With respect to the permanent injunction, the district court entered the injunction despite having concluded that doing so would “disserve the public interest” by eliminating “a choice of drugs.” Id. at 1381.
The Federal Circuit’s Opinion

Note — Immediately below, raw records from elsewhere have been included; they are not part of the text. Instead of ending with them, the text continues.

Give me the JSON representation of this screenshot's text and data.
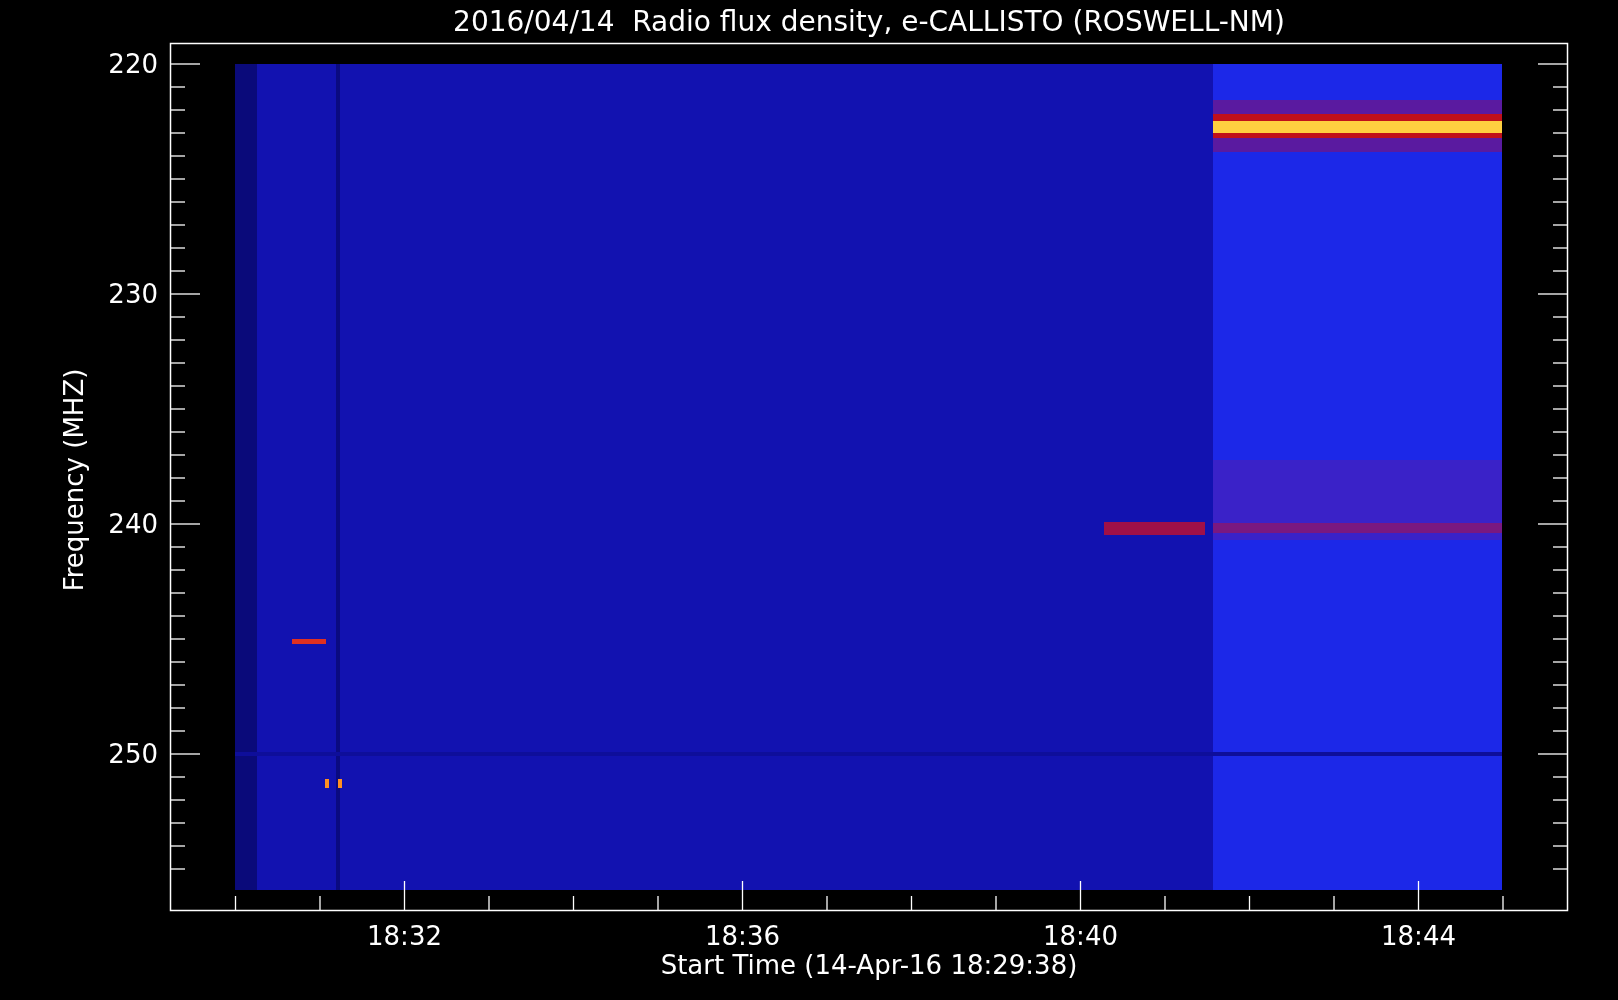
{
  "title": "2016/04/14  Radio flux density, e-CALLISTO (ROSWELL-NM)",
  "y_axis": {
    "label": "Frequency (MHZ)",
    "ticks": [
      "220",
      "230",
      "240",
      "250"
    ]
  },
  "x_axis": {
    "label": "Start Time (14-Apr-16 18:29:38)",
    "ticks": [
      "18:32",
      "18:36",
      "18:40",
      "18:44"
    ]
  }
}
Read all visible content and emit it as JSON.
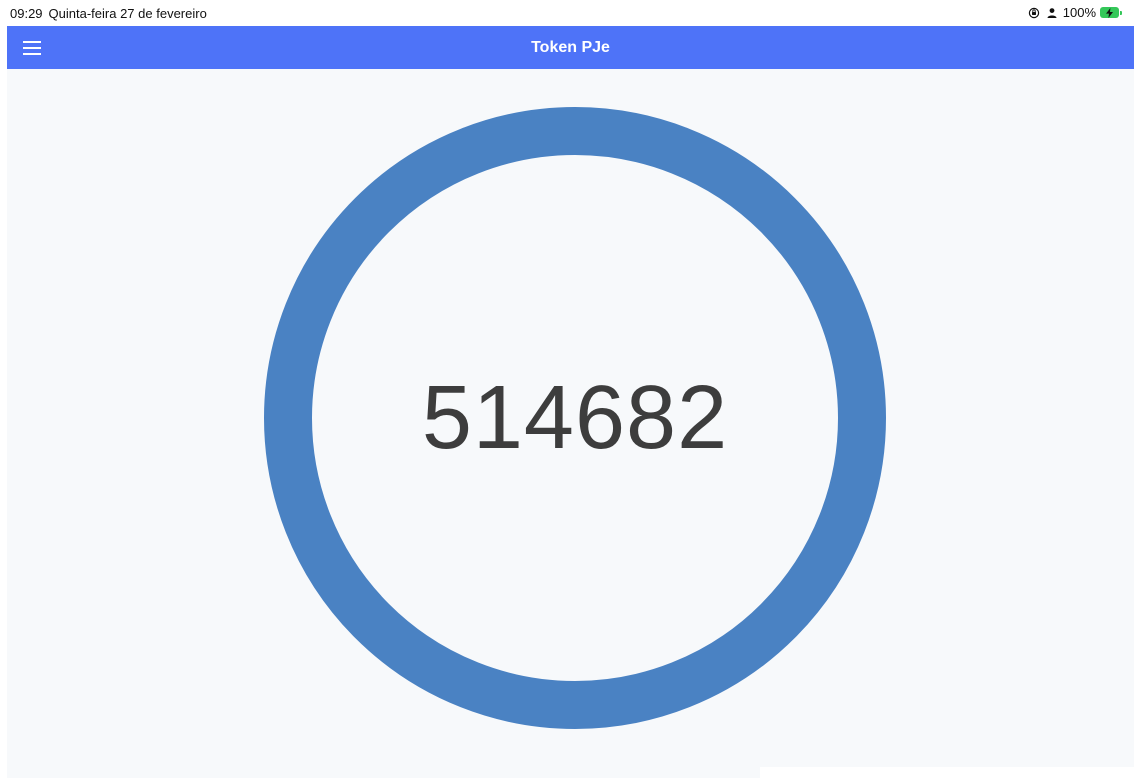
{
  "status_bar": {
    "time": "09:29",
    "date": "Quinta-feira 27 de fevereiro",
    "battery_percent": "100%",
    "icons": [
      "orientation-lock-icon",
      "person-icon",
      "battery-charging-icon"
    ]
  },
  "app_bar": {
    "title": "Token PJe",
    "menu_icon": "hamburger-menu-icon"
  },
  "token": {
    "value": "514682",
    "ring_color": "#4a82c3"
  },
  "colors": {
    "app_bar": "#4e73f8",
    "background": "#f7f9fb",
    "token_text": "#3d3d3d",
    "battery": "#34c759"
  }
}
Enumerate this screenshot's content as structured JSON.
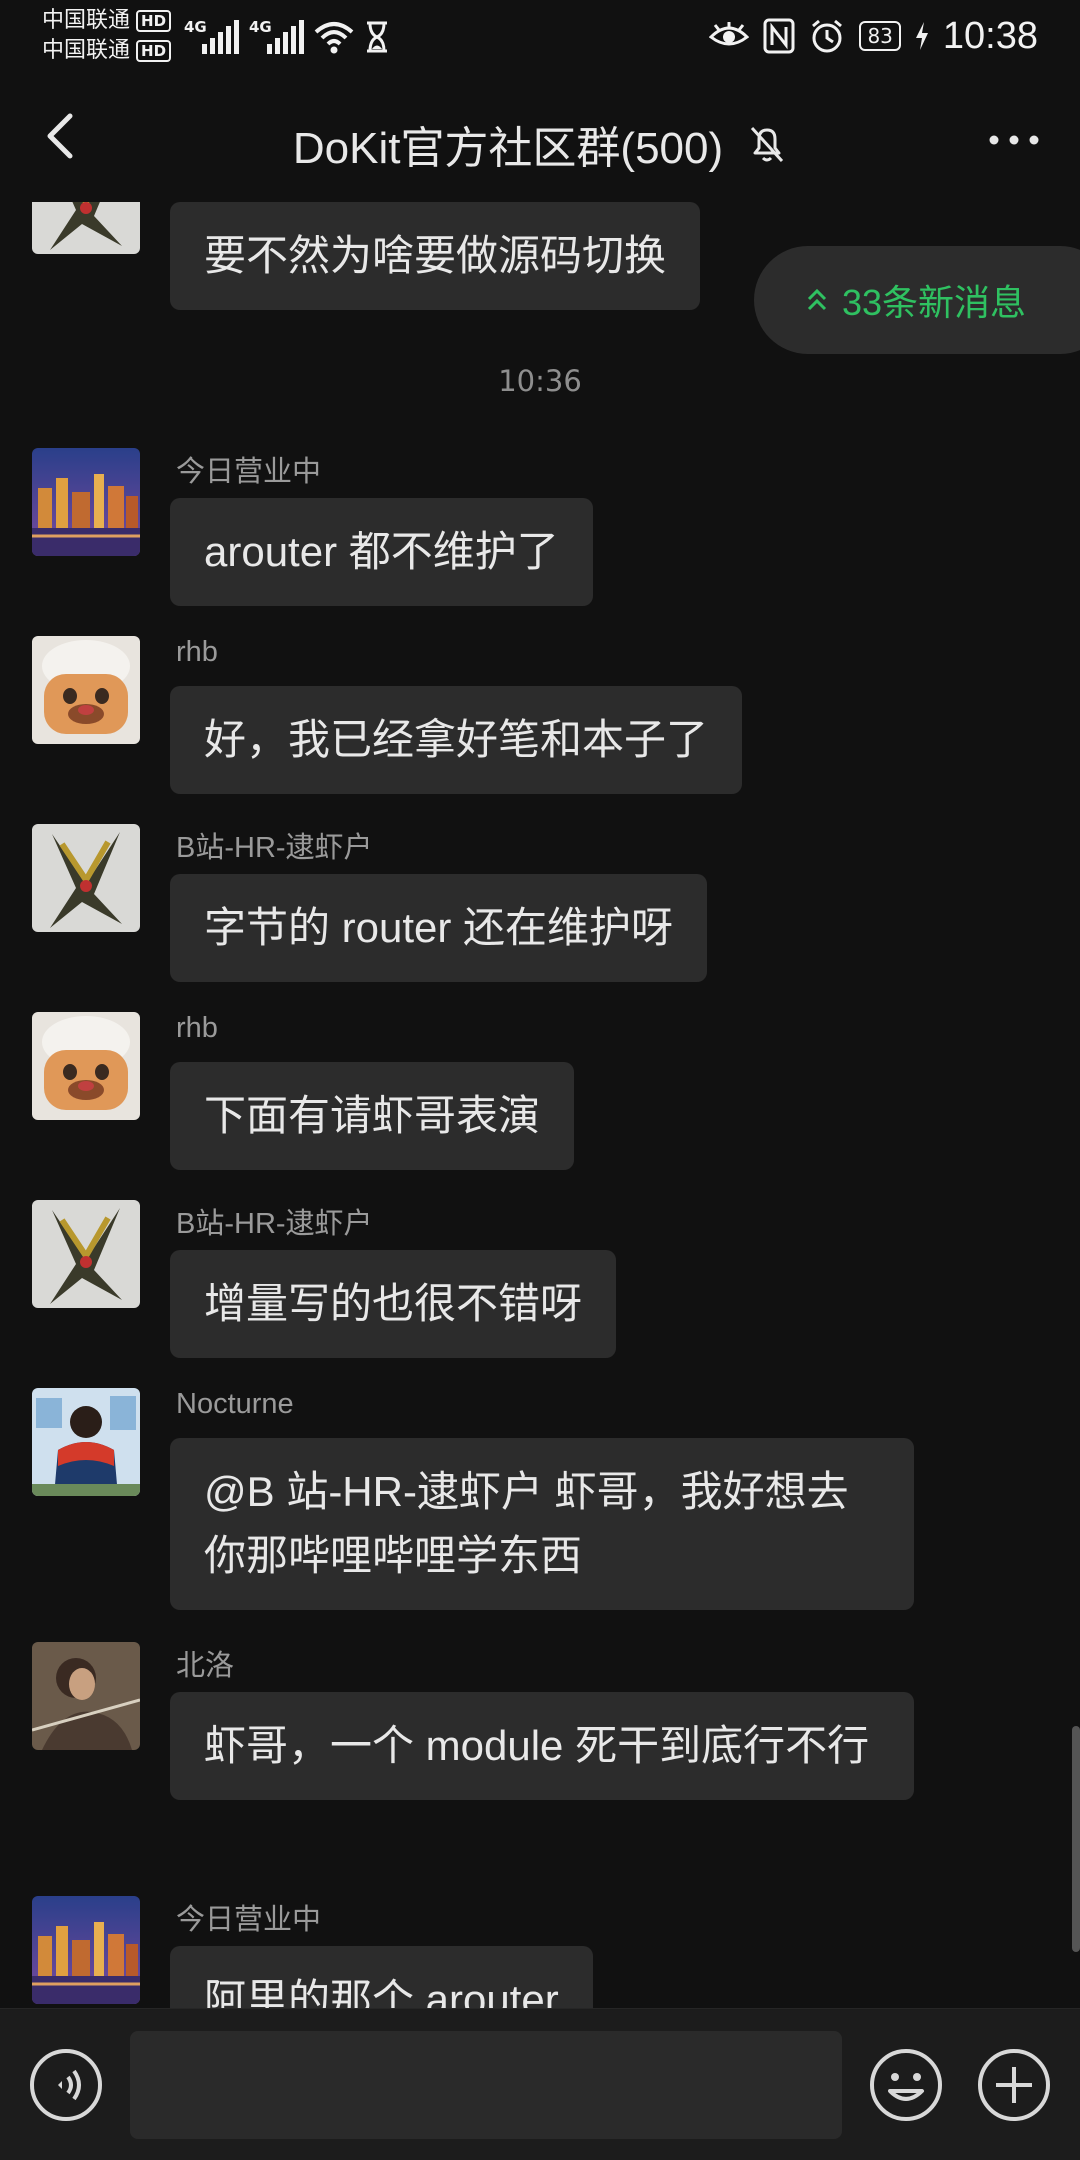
{
  "statusbar": {
    "carrier1": "中国联通",
    "carrier2": "中国联通",
    "hd": "HD",
    "net_type": "4G",
    "battery": "83",
    "time": "10:38"
  },
  "header": {
    "title": "DoKit官方社区群(500)"
  },
  "new_messages": "33条新消息",
  "timestamp": "10:36",
  "messages": [
    {
      "sender": "",
      "text": "要不然为啥要做源码切换"
    },
    {
      "sender": "今日营业中",
      "text": "arouter 都不维护了"
    },
    {
      "sender": "rhb",
      "text": "好，我已经拿好笔和本子了"
    },
    {
      "sender": "B站-HR-逮虾户",
      "text": "字节的 router 还在维护呀"
    },
    {
      "sender": "rhb",
      "text": "下面有请虾哥表演"
    },
    {
      "sender": "B站-HR-逮虾户",
      "text": "增量写的也很不错呀"
    },
    {
      "sender": "Nocturne",
      "text": "@B 站-HR-逮虾户  虾哥，我好想去你那哔哩哔哩学东西"
    },
    {
      "sender": "北洛",
      "text": "虾哥，一个 module 死干到底行不行"
    },
    {
      "sender": "今日营业中",
      "text": "阿里的那个 arouter"
    }
  ],
  "colors": {
    "background": "#111111",
    "bubble": "#2c2c2c",
    "accent_green": "#2fc161"
  }
}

The Federal Circuit panel (Chief Judge Prost, Judge Taranto, and Judge Hughes) reversed both the district court’s exclusion of post-priority date evidence and its jury instruction on written description. In reaching its decision on post-priority date evidence, the Federal Circuit confirmed that “evidence illuminating the state of the art subsequent to the priority date is not relevant to written description.” Id. at 1373- 74. However, the Federal Circuit held that “postpriority-date evidence of a particular species can reasonably bear on whether a patent fails to disclose a representative number of species falling within the scope of the genus or structural features common to the members of the genus so that one of skill in the art can ‘visualize or recognize’ the members of the genus.” Id. at 1374 (internal quotations omitted). The Federal Circuit also held that post-priority date evidence “could have been relevant to determining if the claims were enabled as of the priority date and should not have been excluded simply because it postdated the claims’ priority date.” Id. at 1375. In reversing the district court’s jury instruction on written description, the Federal Circuit stated that the instruction’s recitation of the newly characterized antigen test “effectively permitted the jury to dispense with the required finding of a written description of the invention.” Id. at 1377 (internal quotations omitted). The Federal Circuit emphasized that “to satisfy the statutory requirement of a description of the invention, it is not enough for the specification to show how to make and use the invention, i.e., to enable it.” Id. The district court’s instruction— which allowed the jury to deem any claimed antibody adequately described merely because antibodies to the antigen could be easily produced and used—was therefore erroneous. Id. The Federal Circuit further noted that the instruction was improper for the additional reason that it would allow “patentees to claim antibodies by describing something that is not the invention, i.e., the antigen.” Id. at 1378.
In light of these reversals, the Federal Circuit remanded the case to the district court for a new trial on written description and enablement and accordingly vacated the permanent injunction. Although not necessary to its decision, the Federal Circuit noted in dicta that “the district court’s permanent injunction analysis in this case was improper for two distinct reasons.” Id. at 1381. First, the district court should not have issued an injunction it found not to be in the public interest. As stated by the Federal Circuit, “[i]f a plaintiff fails to show that the public interest would not be disserved by a permanent injunction, then the district court may not issue an injunction.” Id. (internal quotations omitted). Second, the district court should not have based its finding that the injunction would disserve the public interest solely on a reduction in choice of drugs. The Federal Circuit reasoned that “[u]nder such an approach, courts could never enjoin a drug because doing so would always reduce a choice of drugs,” which “of course, is not the law.” Id.